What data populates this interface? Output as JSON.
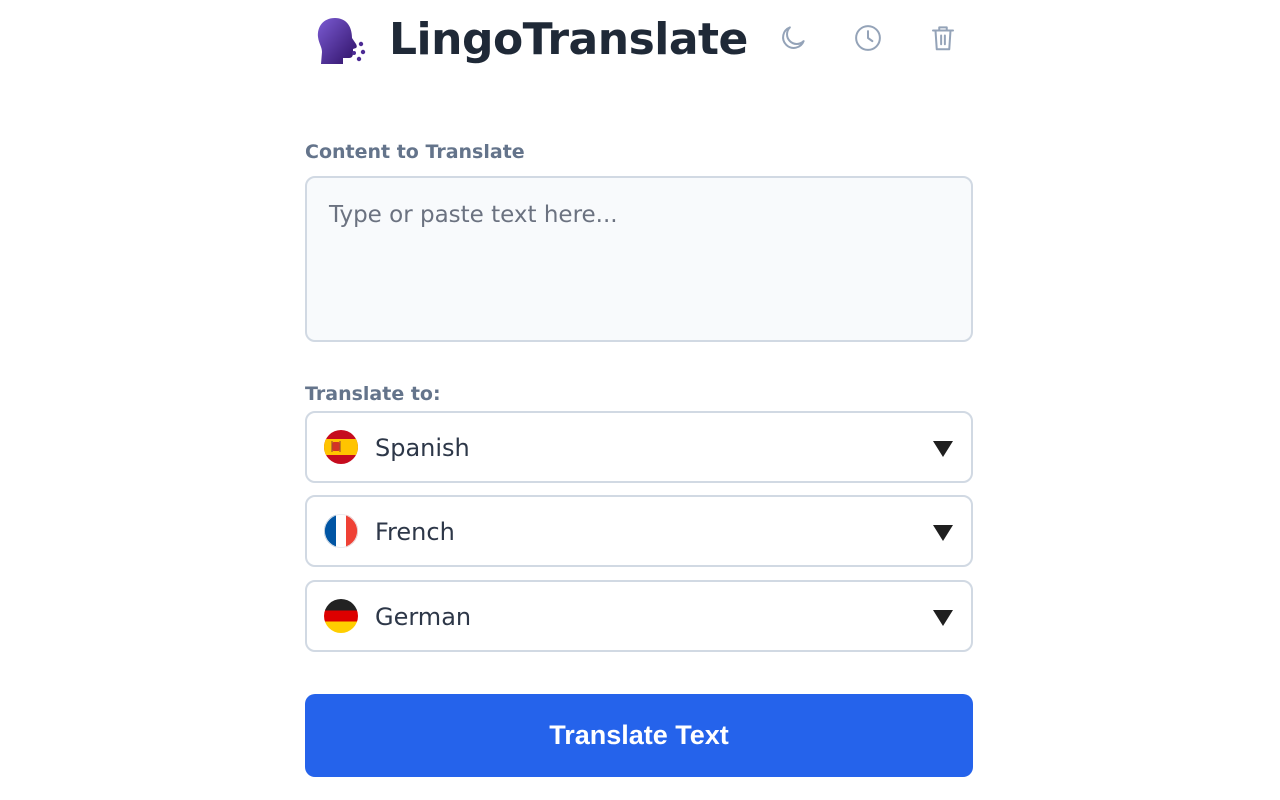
{
  "header": {
    "title": "LingoTranslate",
    "logo_icon": "speaking-head-icon",
    "actions": [
      {
        "name": "dark-mode",
        "icon": "moon-icon"
      },
      {
        "name": "history",
        "icon": "clock-icon"
      },
      {
        "name": "clear",
        "icon": "trash-icon"
      }
    ]
  },
  "input": {
    "label": "Content to Translate",
    "placeholder": "Type or paste text here...",
    "value": ""
  },
  "target": {
    "label": "Translate to:",
    "languages": [
      {
        "name": "Spanish",
        "flag": "spain-flag-icon"
      },
      {
        "name": "French",
        "flag": "france-flag-icon"
      },
      {
        "name": "German",
        "flag": "germany-flag-icon"
      }
    ]
  },
  "submit": {
    "label": "Translate Text"
  },
  "colors": {
    "accent": "#2563eb",
    "label": "#64748b",
    "icon": "#94a3b8",
    "logo_start": "#6d4cc2",
    "logo_end": "#2e1065"
  }
}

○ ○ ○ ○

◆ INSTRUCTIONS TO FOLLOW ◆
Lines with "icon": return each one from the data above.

◆ ANSWER TO THE EXERCISE ◆
    "logo_icon": "speaking-head-icon",
        "icon": "moon-icon"
        "icon": "clock-icon"
        "icon": "trash-icon"
        "flag": "spain-flag-icon"
        "flag": "france-flag-icon"
        "flag": "germany-flag-icon"
    "icon": "#94a3b8",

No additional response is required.